About the Competition
The 6th Annual UAlbany 3MT will be virtual for the preliminary round and in-person for the final round!
Currently enrolled doctoral and master's students in all disciplines at UAlbany will be eligible to participate in 3MT®. The work presented must have been conducted at UAlbany. Ideally, students should be in the final stages of their graduate program and have some conclusions and impacts from their research.
First Place: $1,000
Second Place: $750
Third Place: $500
People's Choice: $250 (selected via audience vote)
3MT is a competition for research master’s and doctoral students to develop and showcase their research communication skills.
The first 3MT was held at The University of Queensland (UQ) in 2008 with 160 graduate students competing. Enthusiasm for the 3MT concept grew, and its adoption by numerous universities led to the development of an international competition in 2010. Today students from the United States, the United Kingdom, Canada, and Hong Kong take part in their own regional and national events.
You may view the 2023 Final Round on the Graduate School YouTube Channel.
The 2024 Preliminary Rounds will be held the week of February 19, 2024.
The 2024 Final Round will be held the week of March 4, 2024.
To learn more, register to attend an online information session:
- 11/30/2023 12:30 to 1:00 PM ET
- 11/30/2023 1:00 to 1:30 PM ET
- 11/30/2023 6:30 to 7:00 PM ET
- 11/30/2023 7:00 to 7:30 PM ET
- 12/4/2023 12:30 to 1:00 PM ET
- 12/4/2023 1:00 to 1:30 PM ET
- 12/4/2023 6:30 to 7:00 PM ET
- 12/4/2023 7:00 to 7:30 PM ET
Currently enrolled doctoral and master's students in all disciplines at UAlbany will be eligible to participate in 3MT®.
Work presented must have been conducted at UAlbany.
Students should be in the final stages of graduate school, so they have some sound conclusions and impacts from their research.
Alumni are not eligible.
Register to participate by 11:59 a.m. on Monday, February 12, 2024.
Your PowerPoint slide must be one static widescreen size (16:9). In PowerPoint, click the Design tab, then click Slide Size and choose Widescreen (16:9).
On the registration form, you will be asked to include the title of your presentation. Please aim to keep your title catchy, informative, concise, and true to your research.
An important element of the competition is communicating your research in a concise and engaging manner and that starts with the title. Try to avoid long titles with technical jargon.

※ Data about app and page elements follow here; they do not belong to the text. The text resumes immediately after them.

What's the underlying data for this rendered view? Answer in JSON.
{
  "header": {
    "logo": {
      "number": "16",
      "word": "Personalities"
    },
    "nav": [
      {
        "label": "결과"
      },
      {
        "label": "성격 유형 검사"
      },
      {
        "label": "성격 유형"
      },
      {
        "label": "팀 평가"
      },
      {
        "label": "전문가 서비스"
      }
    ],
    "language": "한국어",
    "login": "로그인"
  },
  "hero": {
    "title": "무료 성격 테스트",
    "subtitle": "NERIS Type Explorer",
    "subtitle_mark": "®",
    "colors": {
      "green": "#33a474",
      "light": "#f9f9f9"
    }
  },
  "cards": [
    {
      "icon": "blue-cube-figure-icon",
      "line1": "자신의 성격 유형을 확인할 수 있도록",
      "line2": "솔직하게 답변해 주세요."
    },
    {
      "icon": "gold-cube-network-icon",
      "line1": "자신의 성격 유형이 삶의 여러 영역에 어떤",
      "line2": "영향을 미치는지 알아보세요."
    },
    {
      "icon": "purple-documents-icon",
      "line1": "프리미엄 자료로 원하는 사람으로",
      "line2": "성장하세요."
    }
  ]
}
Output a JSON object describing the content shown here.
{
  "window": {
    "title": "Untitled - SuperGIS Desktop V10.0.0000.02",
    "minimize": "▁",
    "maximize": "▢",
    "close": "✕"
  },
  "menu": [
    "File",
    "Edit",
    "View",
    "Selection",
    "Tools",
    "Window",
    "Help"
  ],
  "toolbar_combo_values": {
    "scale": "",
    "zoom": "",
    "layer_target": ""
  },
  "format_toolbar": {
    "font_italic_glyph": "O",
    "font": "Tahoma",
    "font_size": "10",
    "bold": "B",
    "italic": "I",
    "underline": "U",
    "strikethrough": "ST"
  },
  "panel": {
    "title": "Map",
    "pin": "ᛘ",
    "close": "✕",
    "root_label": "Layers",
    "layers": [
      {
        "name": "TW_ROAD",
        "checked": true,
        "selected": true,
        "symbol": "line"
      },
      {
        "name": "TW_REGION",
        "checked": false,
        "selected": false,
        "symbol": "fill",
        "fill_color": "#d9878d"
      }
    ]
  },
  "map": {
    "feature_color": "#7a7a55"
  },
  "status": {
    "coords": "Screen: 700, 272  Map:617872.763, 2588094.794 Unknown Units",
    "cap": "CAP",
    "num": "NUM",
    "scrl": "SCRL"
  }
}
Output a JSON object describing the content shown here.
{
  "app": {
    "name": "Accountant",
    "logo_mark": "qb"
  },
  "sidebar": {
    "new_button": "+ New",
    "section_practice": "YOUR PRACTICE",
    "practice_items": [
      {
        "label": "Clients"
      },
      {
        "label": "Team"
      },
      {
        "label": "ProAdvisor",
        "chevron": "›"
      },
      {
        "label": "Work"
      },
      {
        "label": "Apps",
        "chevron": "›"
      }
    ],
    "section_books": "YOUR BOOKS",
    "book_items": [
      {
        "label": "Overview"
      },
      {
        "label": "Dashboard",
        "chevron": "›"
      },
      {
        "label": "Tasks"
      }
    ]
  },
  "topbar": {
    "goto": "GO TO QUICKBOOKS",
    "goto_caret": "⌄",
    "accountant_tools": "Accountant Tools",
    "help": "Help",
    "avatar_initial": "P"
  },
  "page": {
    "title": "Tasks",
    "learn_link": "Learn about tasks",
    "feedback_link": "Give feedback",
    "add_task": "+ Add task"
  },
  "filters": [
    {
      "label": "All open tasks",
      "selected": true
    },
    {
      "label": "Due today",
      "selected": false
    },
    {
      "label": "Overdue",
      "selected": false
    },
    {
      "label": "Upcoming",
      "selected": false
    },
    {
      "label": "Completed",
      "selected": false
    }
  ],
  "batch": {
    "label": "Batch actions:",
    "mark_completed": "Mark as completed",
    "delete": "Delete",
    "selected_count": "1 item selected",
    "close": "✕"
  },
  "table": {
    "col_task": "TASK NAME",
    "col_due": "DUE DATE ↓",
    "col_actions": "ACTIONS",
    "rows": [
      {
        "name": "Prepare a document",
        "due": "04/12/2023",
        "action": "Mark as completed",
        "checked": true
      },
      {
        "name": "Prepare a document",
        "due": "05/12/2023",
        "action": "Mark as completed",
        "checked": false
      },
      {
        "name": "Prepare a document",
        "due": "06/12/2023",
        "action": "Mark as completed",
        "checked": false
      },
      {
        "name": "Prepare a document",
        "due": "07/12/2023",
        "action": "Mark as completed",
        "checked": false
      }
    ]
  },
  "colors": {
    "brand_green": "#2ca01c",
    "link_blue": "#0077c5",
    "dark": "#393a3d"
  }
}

All participating students must have a single, static PowerPoint slide (no animations, no transitions) to accompany their presentation. The slide must be in widescreen (16:9) format.
When creating your slide, remember that the slide is another tool to help you explain and illustrate your research. Avoid including too much text on your slide or having a slide that looks too busy, which can distract from rather than enhance your presentation.
Think carefully about what is most important to include on your slide to tell the story of your research. Oftentimes the most memorable slides are simple and leave the audience with a clear snapshot of the research.
Please follow the UAlbany 3MT Virtual Competition Guide for more information on preparing your video.
A single static PowerPoint slide is permitted. No slide transitions, animations or ‘movement’ of any description are allowed. The slide is to be presented from the beginning of the oration.
No additional electronic media (e.g. sound and video files) are permitted.
No additional props (e.g. cue cards, costumes, musical instruments, laboratory equipment) are permitted.
Presentations are limited to 3 minutes maximum and competitors exceeding 3 minutes are disqualified.
Presentations are to be spoken word (e.g. no poems, raps or songs).
Presentations are to commence from the stage.
Presentations are considered to have commenced when a presenter starts their presentation through either movement or speech.
The decision of the adjudicating panel is final.
Did the presentation provide an understanding of the background to the research question being addressed and its significance?
Did the presentation clearly describe the key results of the research including conclusions and outcomes?
Did the presentation follow a clear and logical sequence?
Was the thesis topic, key results and research significance and outcomes communicated in language appropriate to a non-specialist audience?
Did the speaker avoid scientific jargon, explain terminology and provide adequate background information to illustrate points?
Did the presenter spend adequate time on each element of their presentation? Or did they elaborate for too long on one aspect or was the presentation rushed?
Did the oration make the audience want to know more?
Did the presenter convey enthusiasm for their research?
Did the presenter capture and maintain their audience's attention?
Was the presenter careful not to trivialize or generalize their research?
Did the speaker have sufficient stage presence, eye contact and vocal range? Did the speaker maintain a steady pace, and have a confident stance?
Did the PowerPoint slide enhance the presentation? Was it clear, legible, and concise?